Columbans support 40th annual conference of the National Justice & Peace Network

23rd July 2018 - by Ellen Teague

Columbans had a large team from Britain and Ireland at the 40th annual conference of the National Justice and Peace Network of England and Wales (NJPN) last weekend. They included the Columban Director in Britain, Fr Peter Hughes. They were present when a 40th anniversary oak tree was planted in the grounds of the Hayes Conference Centre in Derbyshire, the regular venue for the conference.

Around 200 participants at the NJPN’s 40th conference focused on the theme, ‘In the shelter of each other the people live’ and explored building a Church and a society with the most vulnerable at its heart.

Columban priests, lay missionaries and coworkers joined J&P representatives from around the dioceses of England and Wales, other missionary groups and Church caring organisations. Anne Peacey, NJPN Chair, congratulated the Columbans on their centenary and thanked them for their faithful support of the conference over many years.

Speakers David McLoughlin, Sarah Teather and John Grogan MP underlined the Church’s outreach to marginalised people, with the Society of St Vincent de Paul and Jesuit Refugee Service being singled out for services to homeless people and asylum seekers.

Theologian David McLoughlin of Newman College in Birmingham called for the Church to take seriously its own social teaching. “Justice is not high enough up the political agenda” said Catholic Labour MP John Grogan of the Keighley Constituency in Yorkshire. He singled out benefit sanctions as a key area for advocacy work, underlining suffering caused by the cutting or withholding of benefits. He urged participants to stay engaged with poverty issues and “don’t give up on democracy”.

Fr Colum Kelly of Apostleship of the Sea, who ministers to seafarers at the port of Immingham, officiated at the conference Mass and called for the Church to be a “field hospital”, outgoing and responsive to the needy. Beautiful liturgies, incorporating Justice, Peace and Ecology, included the opening hymn on the Friday “Let us build a house where love can dwell and all can safely live”, encompassing the vision of the conference.
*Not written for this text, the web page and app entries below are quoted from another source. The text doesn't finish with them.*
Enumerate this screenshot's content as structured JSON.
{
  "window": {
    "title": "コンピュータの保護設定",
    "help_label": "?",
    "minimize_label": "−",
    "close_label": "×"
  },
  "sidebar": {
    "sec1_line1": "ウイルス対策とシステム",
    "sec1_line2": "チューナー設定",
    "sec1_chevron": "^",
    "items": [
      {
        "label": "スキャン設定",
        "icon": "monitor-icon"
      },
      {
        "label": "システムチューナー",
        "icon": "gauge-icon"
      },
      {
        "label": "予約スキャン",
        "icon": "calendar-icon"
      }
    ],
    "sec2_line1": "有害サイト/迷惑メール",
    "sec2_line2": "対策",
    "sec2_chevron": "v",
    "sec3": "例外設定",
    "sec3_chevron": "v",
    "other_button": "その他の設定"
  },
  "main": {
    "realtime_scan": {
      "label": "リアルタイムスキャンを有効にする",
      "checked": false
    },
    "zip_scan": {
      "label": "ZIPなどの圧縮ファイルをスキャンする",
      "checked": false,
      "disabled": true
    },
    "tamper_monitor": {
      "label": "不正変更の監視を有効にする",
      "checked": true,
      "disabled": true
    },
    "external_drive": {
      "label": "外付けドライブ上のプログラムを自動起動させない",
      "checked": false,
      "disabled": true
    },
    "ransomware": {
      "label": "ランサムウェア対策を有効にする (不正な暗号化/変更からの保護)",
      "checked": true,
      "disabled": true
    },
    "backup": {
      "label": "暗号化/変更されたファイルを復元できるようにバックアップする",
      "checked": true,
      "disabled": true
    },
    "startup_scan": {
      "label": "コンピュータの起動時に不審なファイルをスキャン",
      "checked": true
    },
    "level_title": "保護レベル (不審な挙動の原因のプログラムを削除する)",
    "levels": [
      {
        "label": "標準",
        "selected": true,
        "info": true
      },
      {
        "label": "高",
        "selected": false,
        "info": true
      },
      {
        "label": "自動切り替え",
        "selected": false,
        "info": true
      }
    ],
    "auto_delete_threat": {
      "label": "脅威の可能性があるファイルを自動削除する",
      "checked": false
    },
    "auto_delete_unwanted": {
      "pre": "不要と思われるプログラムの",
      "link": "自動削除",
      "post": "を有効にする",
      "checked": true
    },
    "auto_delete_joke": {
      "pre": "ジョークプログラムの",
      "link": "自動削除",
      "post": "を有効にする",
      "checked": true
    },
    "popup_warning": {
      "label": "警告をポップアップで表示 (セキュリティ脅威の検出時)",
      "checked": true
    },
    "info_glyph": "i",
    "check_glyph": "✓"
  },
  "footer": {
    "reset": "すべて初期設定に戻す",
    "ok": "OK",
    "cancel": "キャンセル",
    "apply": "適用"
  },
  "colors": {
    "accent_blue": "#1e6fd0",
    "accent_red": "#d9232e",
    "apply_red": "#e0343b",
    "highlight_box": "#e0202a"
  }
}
On a hot Saturday afternoon Columban lay missionaries were among 45 people setting off on a ‘Share the Journey’ walk, led by CAFOD. Saturday evening saw a showing of a film about Archbishop Oscar Romero of El Salvador, called ‘The Claim’. The Archbishop, who showed extraordinary compassion for the poor and was martyred in 1980, will be canonised later this year and is a patron of NJPN. Julian Filochowski, Chair of the Archbishop Romero Trust, led a question and answer session afterwards.

The Columbans were among around 30 organisations running stalls. Columban Centenary bags were distributed, which included a special centenary booklet and fairtrade mangoes from Fr Shay Cullen’s fairtrade project in the Philippines. Drinks at the conference were taken from reusable cups and food provided followed the LOAF principles – food that is Locally sourced, Organically produced, Animal friendly and Fairly traded. Vegetarian sausages for breakfast were particularly popular!

Actions identified at the end were generated in 15 workshops. A popular workshop on interfaith outreach, led by Columban Jim Fleming who worked for several decades in Pakistan, called for a valuing of differences and building community collaboratively. He underlined the imperative since Vatican ll in Nostra Aetate to cross boundaries to engage with people of other religions. In Birmingham he often accompanies asylum seeks to appointments at courts and elsewhere.

The Pax Christi workshop on violence, led by Pat Gaffney, prompted a challenge to the culture of militarism and to the British government selling arms to Saudi Arabia. Fr Dan Mason, the National Chaplain for Gypsies, Roma and Travellers, led a discussion on ways the Church could be more supportive and welcoming of travelling people. The Medaille Trust suggested ways of tackling slavery in our society. Catholic environmentalist Mary Colwell highlighted how ‘home’ is changing for wildlife due to climate change and distributed copies of her latest book on curlews.

Young people handed out pebbles to participants at the concluding liturgy, urging them to make ripples and build God’s kingdom back in their dioceses. Adults joined them in singing ‘We build God’s kingdom action by action’.

All four keynote talks are available to view on YouTube, courtesy of Liverpool Archdiocese J&P Network.

NJPN Conference Keynote Talks on YouTube